Your instructions -
Reproduce the entire listing exactly as written, apart from its pictures.

Material for this exercise -
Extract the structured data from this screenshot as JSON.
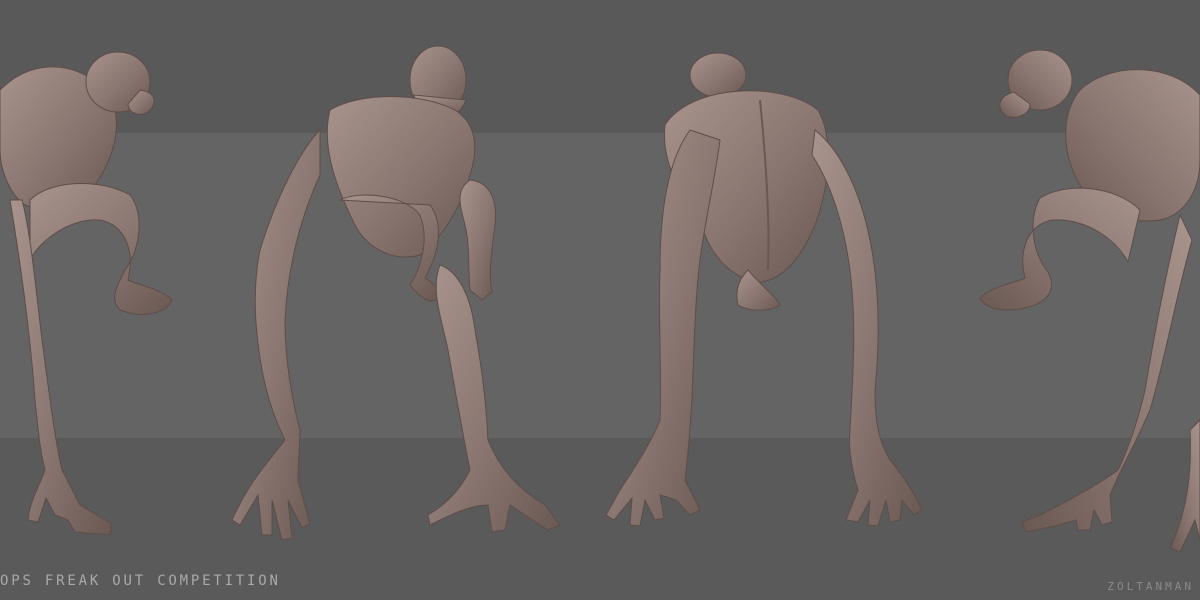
{
  "caption": "OPS FREAK OUT COMPETITION",
  "signature": "ZOLTANMAN",
  "colors": {
    "background_top": "#595959",
    "background_mid": "#646464",
    "background_bottom": "#5a5a5a",
    "sculpt_clay": "#8a7670",
    "sculpt_shadow": "#6a5852",
    "sculpt_highlight": "#a8948d"
  },
  "views": [
    {
      "name": "side-view-right-facing"
    },
    {
      "name": "front-view"
    },
    {
      "name": "back-view"
    },
    {
      "name": "side-view-left-facing"
    }
  ]
}
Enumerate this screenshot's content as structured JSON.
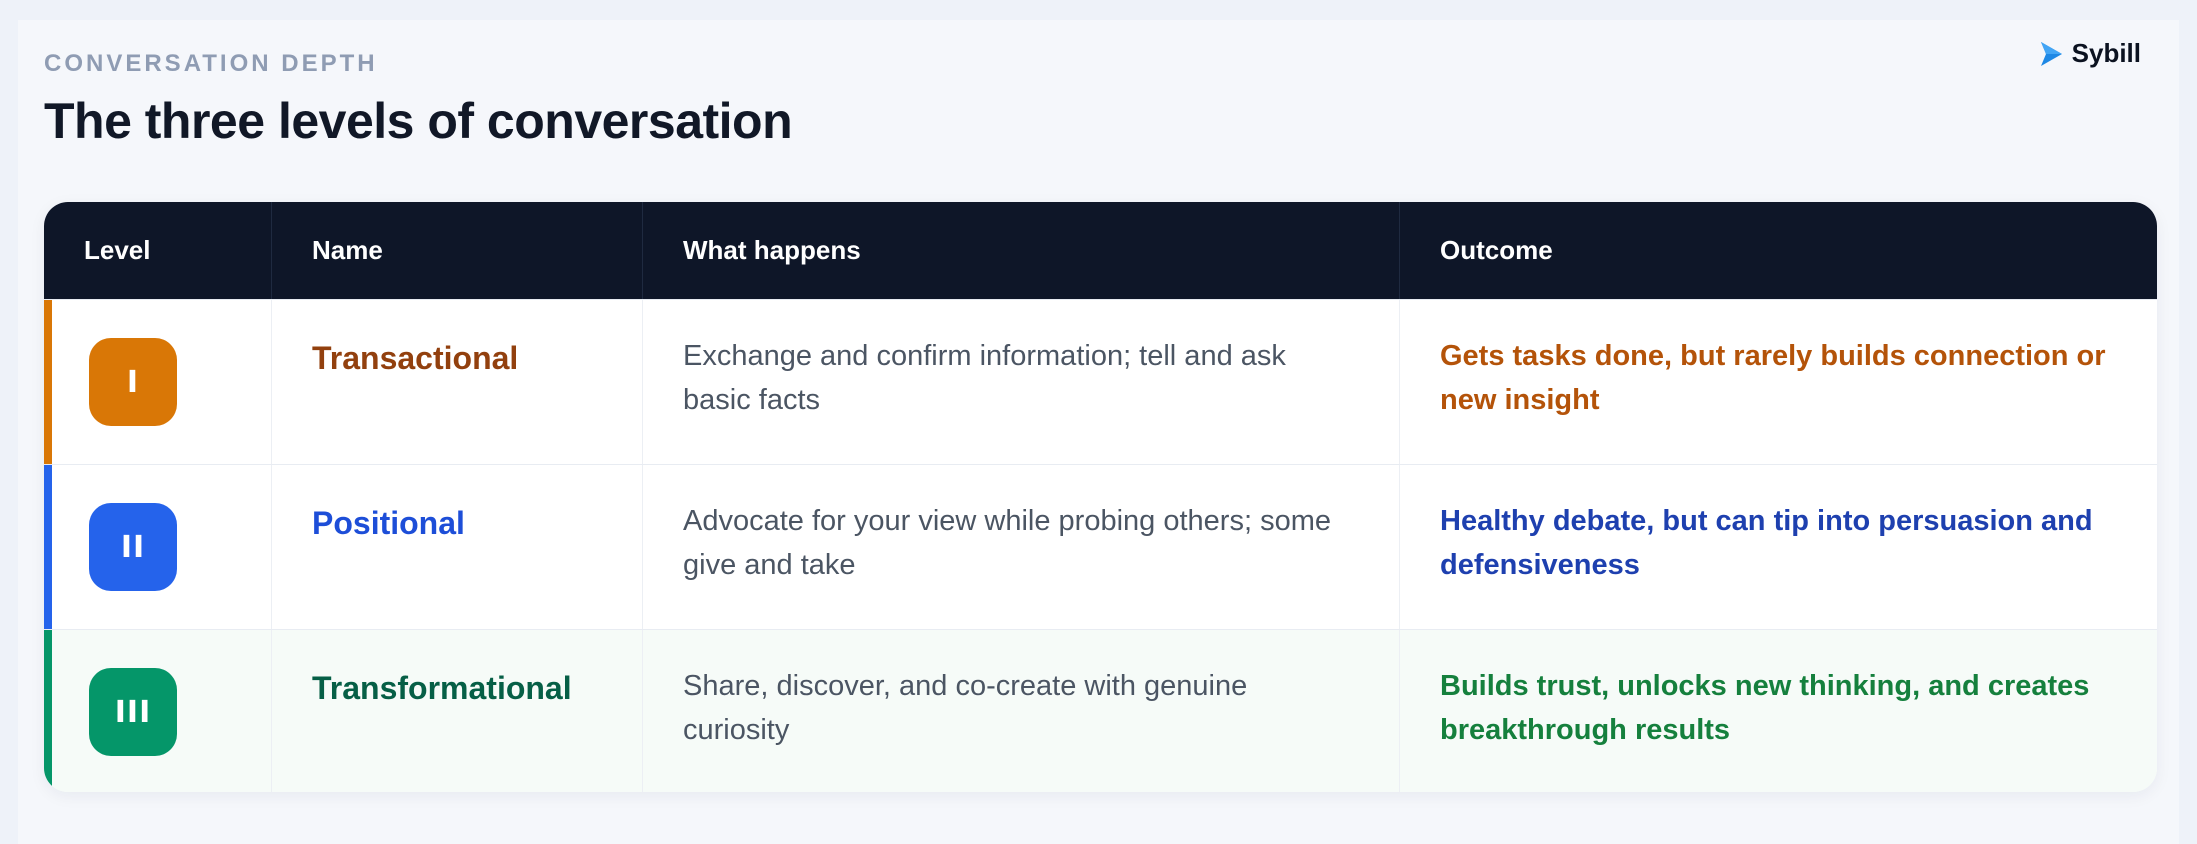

Answer to this task -
Extract the structured data from this screenshot as JSON.
{
  "caption": "OPS FREAK OUT COMPETITION",
  "signature": "ZOLTANMAN",
  "colors": {
    "background_top": "#595959",
    "background_mid": "#646464",
    "background_bottom": "#5a5a5a",
    "sculpt_clay": "#8a7670",
    "sculpt_shadow": "#6a5852",
    "sculpt_highlight": "#a8948d"
  },
  "views": [
    {
      "name": "side-view-right-facing"
    },
    {
      "name": "front-view"
    },
    {
      "name": "back-view"
    },
    {
      "name": "side-view-left-facing"
    }
  ]
}
Enumerate this screenshot's content as structured JSON.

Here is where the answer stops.